Did you know his work already?
Uh, I did know about the group that he was performing in. So I knew who he was and didn’t know him as a person yet. So we got acquainted, we started talking and then he came along one day and introduced um Walt, who’s in our band, Walt Mits Keale, his Mom is a Keale. And we started, you know, fumbling around with some music. And so Dean was still performing with Barrett Awai in the group Paiea. And um, uh, just a series of events, started to unfold and Paiea eventually disbanded and I think Dean and Barrett had a talk one day and “why don’t we have-get Walt and Kawika together and form a band so, Dean had a casual barbeque at his house one night? Invited us over. Let’s just jam, you know, so uh it was my first time meeting Barrett at this barbeque. So after the food and the talking and everything we-s gathered in the garage and from from the first song we counted down, just ok what chord are you playing in? And from the first song, an hour and a half later, we just played song after song after song and, at the end of that hour and a half of, you know, garage jam—
You’re in the garage again.
We’re in the garage again. We’re looking at each other, and all the other, our families, our friends, everyone’s like, “Wait a minute, have you guys ever rehearsed, no?” You guys sound like a band. And it just, the synergy was there from from day 1.
You just knew at that point?
Yeah, we knew some things, we weren’t sure then we were a band but then we started talking and then, it was like, there was a natural thing to do. The boys were in transition. So was I, you know Kaukahi I describe is a, is a sum of our parts? So me with the slack-key and Walt’s ukulele, it’s the combination of what brings it all together is what each guy brings to the group. We’re still trying to work through some sharpening issues regarding our vocal sharpness, our musical ability, and and synergy. But uh, we only hope to get better.
You’re awfully good. Um, you’ve given lessons I think, ki ho ‘alu, slack-key lessons to Jack Johnson?
Yeah, you know uh—
Multi-Platinum recording artist?
I was at a wedding for uh Pancho Sullivan, local surfer, he was getting married, him and his beautiful wife Haunani, uh, were getting married and at their reception, a bunch of us slack-key artists were performing. And uh, so I went up and I played my set, and prior to that, Jack Jack had come in and sort of introduced himself to everybody and we had a bunch of mutual friends too, but we never formally met…each other. And after I, I had played was proceeding to leave the gate, to get in my car and get out of here, and I felt a tap on my back and I turned around it was Jack, he was like, he came to me and said, “I’ve been learning slack-key from an old guy on the North Shore and uh, I hear a lot of slack-key all over the place but your slack-key is like something different.” I get that a lot so um, we exchanged numbers, information um, decided to get together and hang out. And from then on, we started to grow in our relationship, and um, later that year he invited me to come and sing for his son’s baby party and we started to play together and and uh, so this whole journey you know is like so amazing because I’m actually coming into a role of, just living out a dream of serving community, playing music, hangin’ out with cool people, and uh, what a ride.
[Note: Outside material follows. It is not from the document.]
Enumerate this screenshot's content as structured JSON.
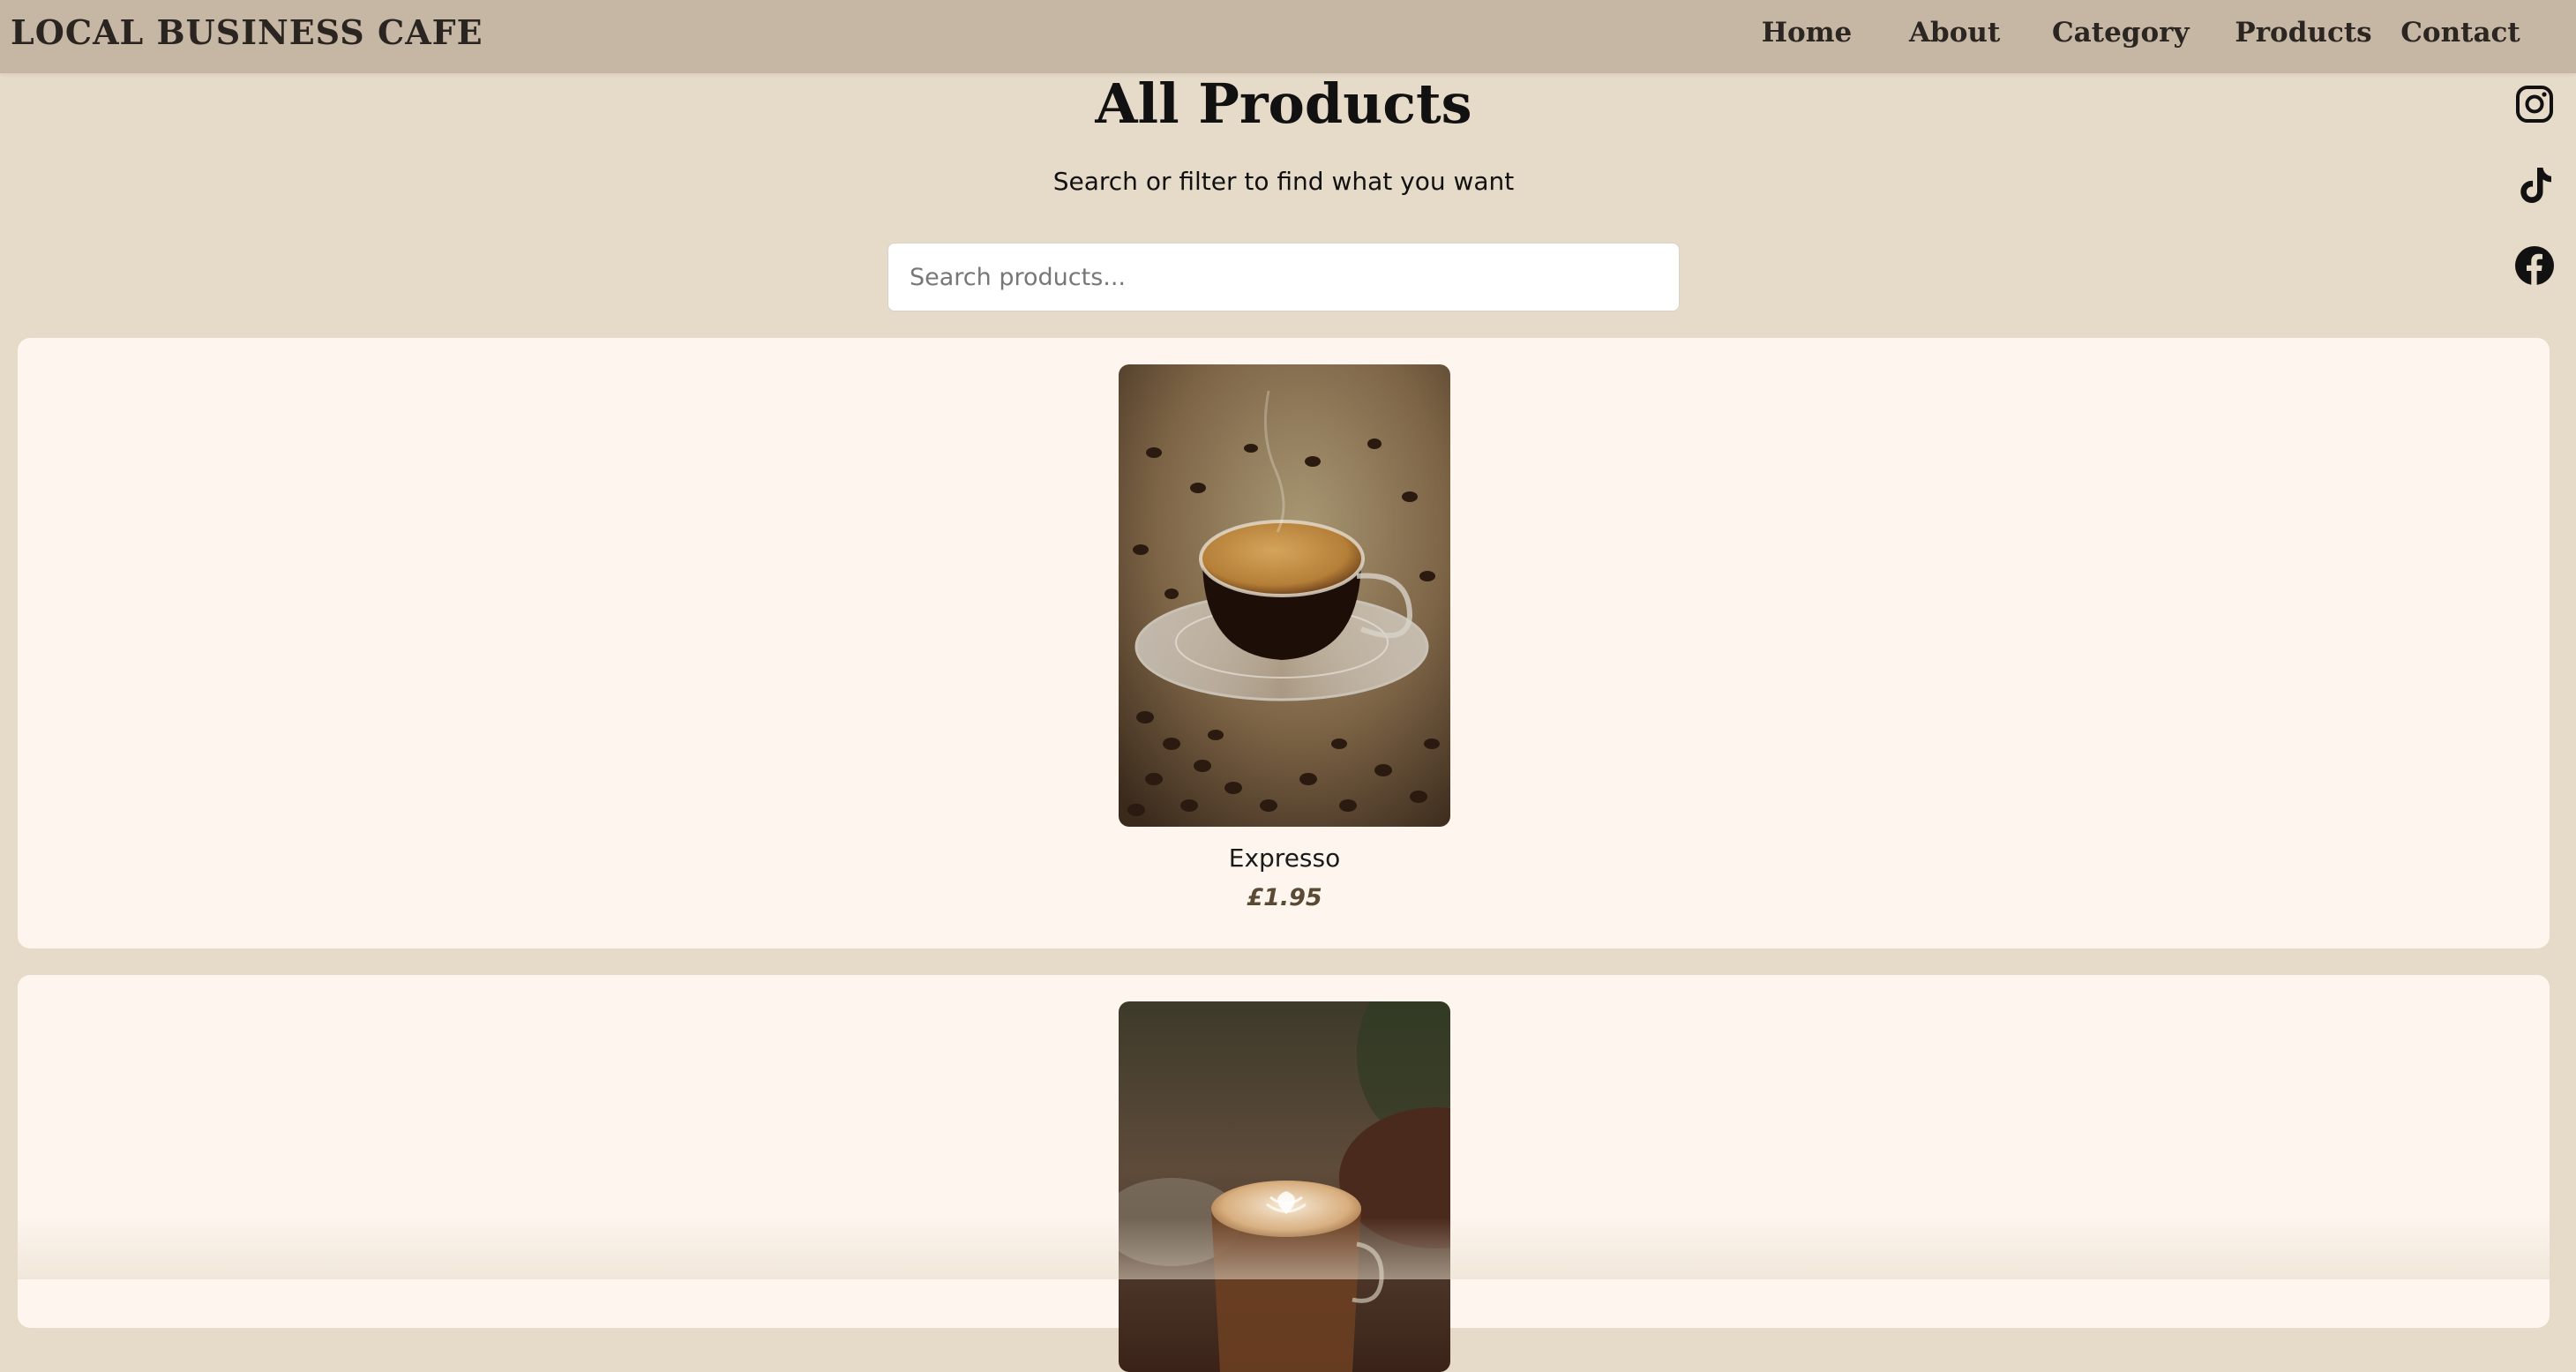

Mahalo to our extremely cool and talented guest, Kawika Kahiapo.
and now stay with us and listen to “Kaukahi” and “Life in These Islands”, right after this 20 second thank-you to Sony. For PBS Hawaii, I’m Leslie Wilcox. A hui hou kakou.